_Task inputs:_

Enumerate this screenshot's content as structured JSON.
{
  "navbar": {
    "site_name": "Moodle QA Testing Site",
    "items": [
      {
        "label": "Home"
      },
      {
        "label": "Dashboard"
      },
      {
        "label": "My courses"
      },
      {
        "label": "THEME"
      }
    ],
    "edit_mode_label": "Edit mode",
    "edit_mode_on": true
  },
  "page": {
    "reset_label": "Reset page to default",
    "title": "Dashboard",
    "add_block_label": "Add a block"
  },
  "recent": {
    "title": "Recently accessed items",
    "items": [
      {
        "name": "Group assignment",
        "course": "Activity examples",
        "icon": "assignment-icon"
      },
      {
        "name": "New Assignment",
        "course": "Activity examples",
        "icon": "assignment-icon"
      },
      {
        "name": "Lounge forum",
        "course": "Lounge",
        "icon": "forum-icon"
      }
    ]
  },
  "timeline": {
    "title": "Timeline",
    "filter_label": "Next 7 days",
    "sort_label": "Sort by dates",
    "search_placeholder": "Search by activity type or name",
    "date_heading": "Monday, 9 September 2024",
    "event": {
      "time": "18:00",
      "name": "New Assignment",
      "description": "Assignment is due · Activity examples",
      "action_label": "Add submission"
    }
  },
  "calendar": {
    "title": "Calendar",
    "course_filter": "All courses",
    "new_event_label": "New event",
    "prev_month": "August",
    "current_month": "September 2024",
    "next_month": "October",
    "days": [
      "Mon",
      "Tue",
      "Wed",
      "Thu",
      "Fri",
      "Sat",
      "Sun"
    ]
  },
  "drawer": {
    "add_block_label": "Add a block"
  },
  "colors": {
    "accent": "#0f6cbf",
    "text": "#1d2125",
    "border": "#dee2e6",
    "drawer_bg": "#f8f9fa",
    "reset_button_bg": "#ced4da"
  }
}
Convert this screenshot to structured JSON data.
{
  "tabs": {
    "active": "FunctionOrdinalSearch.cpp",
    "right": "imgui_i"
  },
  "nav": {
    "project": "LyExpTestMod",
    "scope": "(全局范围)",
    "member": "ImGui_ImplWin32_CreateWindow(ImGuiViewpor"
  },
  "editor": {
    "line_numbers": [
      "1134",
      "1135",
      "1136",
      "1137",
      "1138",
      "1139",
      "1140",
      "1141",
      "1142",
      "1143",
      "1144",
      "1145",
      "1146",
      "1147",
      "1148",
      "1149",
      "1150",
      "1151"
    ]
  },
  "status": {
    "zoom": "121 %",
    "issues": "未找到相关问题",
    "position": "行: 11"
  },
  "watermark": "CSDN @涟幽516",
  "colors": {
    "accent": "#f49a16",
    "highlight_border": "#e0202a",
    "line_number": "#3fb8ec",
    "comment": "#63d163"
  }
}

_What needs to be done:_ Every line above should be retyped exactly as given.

_Problem solution:_
Enumerate this screenshot's content as structured JSON.
{
  "navbar": {
    "site_name": "Moodle QA Testing Site",
    "items": [
      {
        "label": "Home"
      },
      {
        "label": "Dashboard"
      },
      {
        "label": "My courses"
      },
      {
        "label": "THEME"
      }
    ],
    "edit_mode_label": "Edit mode",
    "edit_mode_on": true
  },
  "page": {
    "reset_label": "Reset page to default",
    "title": "Dashboard",
    "add_block_label": "Add a block"
  },
  "recent": {
    "title": "Recently accessed items",
    "items": [
      {
        "name": "Group assignment",
        "course": "Activity examples",
        "icon": "assignment-icon"
      },
      {
        "name": "New Assignment",
        "course": "Activity examples",
        "icon": "assignment-icon"
      },
      {
        "name": "Lounge forum",
        "course": "Lounge",
        "icon": "forum-icon"
      }
    ]
  },
  "timeline": {
    "title": "Timeline",
    "filter_label": "Next 7 days",
    "sort_label": "Sort by dates",
    "search_placeholder": "Search by activity type or name",
    "date_heading": "Monday, 9 September 2024",
    "event": {
      "time": "18:00",
      "name": "New Assignment",
      "description": "Assignment is due · Activity examples",
      "action_label": "Add submission"
    }
  },
  "calendar": {
    "title": "Calendar",
    "course_filter": "All courses",
    "new_event_label": "New event",
    "prev_month": "August",
    "current_month": "September 2024",
    "next_month": "October",
    "days": [
      "Mon",
      "Tue",
      "Wed",
      "Thu",
      "Fri",
      "Sat",
      "Sun"
    ]
  },
  "drawer": {
    "add_block_label": "Add a block"
  },
  "colors": {
    "accent": "#0f6cbf",
    "text": "#1d2125",
    "border": "#dee2e6",
    "drawer_bg": "#f8f9fa",
    "reset_button_bg": "#ced4da"
  }
}
Convert this screenshot to structured JSON data.
{
  "tabs": {
    "active": "FunctionOrdinalSearch.cpp",
    "right": "imgui_i"
  },
  "nav": {
    "project": "LyExpTestMod",
    "scope": "(全局范围)",
    "member": "ImGui_ImplWin32_CreateWindow(ImGuiViewpor"
  },
  "editor": {
    "line_numbers": [
      "1134",
      "1135",
      "1136",
      "1137",
      "1138",
      "1139",
      "1140",
      "1141",
      "1142",
      "1143",
      "1144",
      "1145",
      "1146",
      "1147",
      "1148",
      "1149",
      "1150",
      "1151"
    ]
  },
  "status": {
    "zoom": "121 %",
    "issues": "未找到相关问题",
    "position": "行: 11"
  },
  "watermark": "CSDN @涟幽516",
  "colors": {
    "accent": "#f49a16",
    "highlight_border": "#e0202a",
    "line_number": "#3fb8ec",
    "comment": "#63d163"
  }
}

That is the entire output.